   --network-zone ubos-yellow \
   > start-container-yellow
% chmod 755 start-container-yellow

and run it as:

% ./start-container-yellow

If your filesystem is btrfs, you can also add flag -x to this invocation. When you do, systemd-nspawn will make all changes in a temporary filesystem instead, and when you quit your container, your unpacked “directory” will still be unchanged.

Open a shell in the container

The shell in which you ran the systemd-nspawn command now shows a login prompt.
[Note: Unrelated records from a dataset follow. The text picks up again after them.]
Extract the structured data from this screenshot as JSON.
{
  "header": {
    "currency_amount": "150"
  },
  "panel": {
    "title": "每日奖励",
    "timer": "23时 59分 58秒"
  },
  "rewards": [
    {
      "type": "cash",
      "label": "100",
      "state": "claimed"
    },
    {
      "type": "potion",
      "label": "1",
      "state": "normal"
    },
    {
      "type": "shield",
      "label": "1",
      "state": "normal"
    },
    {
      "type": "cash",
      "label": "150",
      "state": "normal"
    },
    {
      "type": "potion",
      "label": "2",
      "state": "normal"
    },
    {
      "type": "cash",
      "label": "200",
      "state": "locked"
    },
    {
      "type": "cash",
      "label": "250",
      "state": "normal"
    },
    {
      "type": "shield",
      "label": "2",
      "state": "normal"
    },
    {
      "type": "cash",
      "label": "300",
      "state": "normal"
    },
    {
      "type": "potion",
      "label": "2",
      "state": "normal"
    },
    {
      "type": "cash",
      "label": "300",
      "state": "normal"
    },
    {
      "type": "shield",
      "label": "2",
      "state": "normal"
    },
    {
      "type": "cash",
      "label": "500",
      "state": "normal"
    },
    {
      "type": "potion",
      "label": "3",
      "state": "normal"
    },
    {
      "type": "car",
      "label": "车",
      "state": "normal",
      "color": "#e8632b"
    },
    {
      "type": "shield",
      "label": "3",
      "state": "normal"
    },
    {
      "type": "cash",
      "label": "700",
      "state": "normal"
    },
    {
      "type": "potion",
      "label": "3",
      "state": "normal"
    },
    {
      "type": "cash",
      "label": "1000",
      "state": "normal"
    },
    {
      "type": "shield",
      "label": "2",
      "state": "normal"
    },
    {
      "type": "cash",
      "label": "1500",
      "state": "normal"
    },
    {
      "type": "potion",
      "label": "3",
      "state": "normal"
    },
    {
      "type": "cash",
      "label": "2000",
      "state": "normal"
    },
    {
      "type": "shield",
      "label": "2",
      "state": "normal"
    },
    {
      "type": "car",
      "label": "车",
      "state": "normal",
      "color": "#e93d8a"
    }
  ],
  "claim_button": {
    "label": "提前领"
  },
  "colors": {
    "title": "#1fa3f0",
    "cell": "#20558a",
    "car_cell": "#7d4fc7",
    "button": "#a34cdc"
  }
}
You can login there as root (with this password, but if you do, we recommend you only use this shell to follow the system log, e.g. with journalctl -f).

To do your development, open up a separate shell and execute:

% sudo machinectl shell ubosdev@ubos-develop-yellow

This essentially does the same thing as if you were to log into your container as user ubosdev from the console or via ssh, but you don’t need to have any credentials set up.

You will execute your build commands in this shell. You can open up as many shells in the container as you like.

Note that your projects directory on the host that you created earlier, is mounted into your container right where you are. You can see the same files there on the host and in the container:

% ls -al projects

That makes sharing files between the host (where you can edit them with the editor of your choice) and the container (where you build and run your code) quite easy.

Shut down the container

When you are done developing, shut down the container with:


(three control-]’s, in a rapid sequence) in the shell that you ran systemd-nspawn in.